• **Exercise prompt**: Among the records, which lines include "label"? List them.

..........

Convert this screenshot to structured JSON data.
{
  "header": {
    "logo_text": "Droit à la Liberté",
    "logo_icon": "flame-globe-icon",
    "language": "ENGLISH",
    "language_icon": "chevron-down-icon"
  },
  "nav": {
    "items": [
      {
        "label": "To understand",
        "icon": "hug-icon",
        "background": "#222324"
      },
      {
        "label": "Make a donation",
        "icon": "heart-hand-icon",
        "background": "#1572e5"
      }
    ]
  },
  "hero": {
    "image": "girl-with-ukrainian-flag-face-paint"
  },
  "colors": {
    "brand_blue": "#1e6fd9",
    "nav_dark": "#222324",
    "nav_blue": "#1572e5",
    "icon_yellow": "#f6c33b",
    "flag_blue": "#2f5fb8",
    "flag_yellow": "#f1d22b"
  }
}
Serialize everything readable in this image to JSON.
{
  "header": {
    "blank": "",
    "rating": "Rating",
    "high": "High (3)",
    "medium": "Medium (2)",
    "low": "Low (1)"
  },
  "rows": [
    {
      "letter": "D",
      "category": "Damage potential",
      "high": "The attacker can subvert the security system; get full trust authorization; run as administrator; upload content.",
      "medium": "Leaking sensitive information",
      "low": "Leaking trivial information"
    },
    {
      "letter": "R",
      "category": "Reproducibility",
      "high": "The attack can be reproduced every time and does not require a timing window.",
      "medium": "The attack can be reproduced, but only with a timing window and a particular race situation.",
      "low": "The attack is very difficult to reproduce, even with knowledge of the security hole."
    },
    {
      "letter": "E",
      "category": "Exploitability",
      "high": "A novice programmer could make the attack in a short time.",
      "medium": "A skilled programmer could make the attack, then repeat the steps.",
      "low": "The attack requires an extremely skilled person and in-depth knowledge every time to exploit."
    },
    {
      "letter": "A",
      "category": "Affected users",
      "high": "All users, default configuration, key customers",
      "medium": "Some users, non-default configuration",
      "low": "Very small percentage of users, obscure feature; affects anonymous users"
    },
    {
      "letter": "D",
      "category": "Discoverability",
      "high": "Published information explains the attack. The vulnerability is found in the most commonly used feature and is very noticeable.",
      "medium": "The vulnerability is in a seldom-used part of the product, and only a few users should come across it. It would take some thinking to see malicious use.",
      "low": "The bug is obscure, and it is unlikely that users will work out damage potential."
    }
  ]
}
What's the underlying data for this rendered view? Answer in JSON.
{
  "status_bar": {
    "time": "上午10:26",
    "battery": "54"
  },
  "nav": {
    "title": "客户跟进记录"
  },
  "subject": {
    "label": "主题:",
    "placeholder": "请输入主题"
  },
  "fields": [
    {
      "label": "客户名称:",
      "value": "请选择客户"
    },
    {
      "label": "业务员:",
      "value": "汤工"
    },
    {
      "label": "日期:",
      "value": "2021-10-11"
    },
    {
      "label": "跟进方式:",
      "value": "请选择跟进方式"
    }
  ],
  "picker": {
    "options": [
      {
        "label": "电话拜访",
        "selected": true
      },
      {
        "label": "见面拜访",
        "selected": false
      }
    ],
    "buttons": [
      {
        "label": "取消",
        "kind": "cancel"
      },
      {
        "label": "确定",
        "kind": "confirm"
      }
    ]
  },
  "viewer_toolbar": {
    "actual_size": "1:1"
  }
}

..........

• **Answer space**:
        "label": "To understand",
        "label": "Make a donation",
    "label": "主题:",
      "label": "客户名称:",
      "label": "业务员:",
      "label": "日期:",
      "label": "跟进方式:",
        "label": "电话拜访",
        "label": "见面拜访",
        "label": "取消",
        "label": "确定",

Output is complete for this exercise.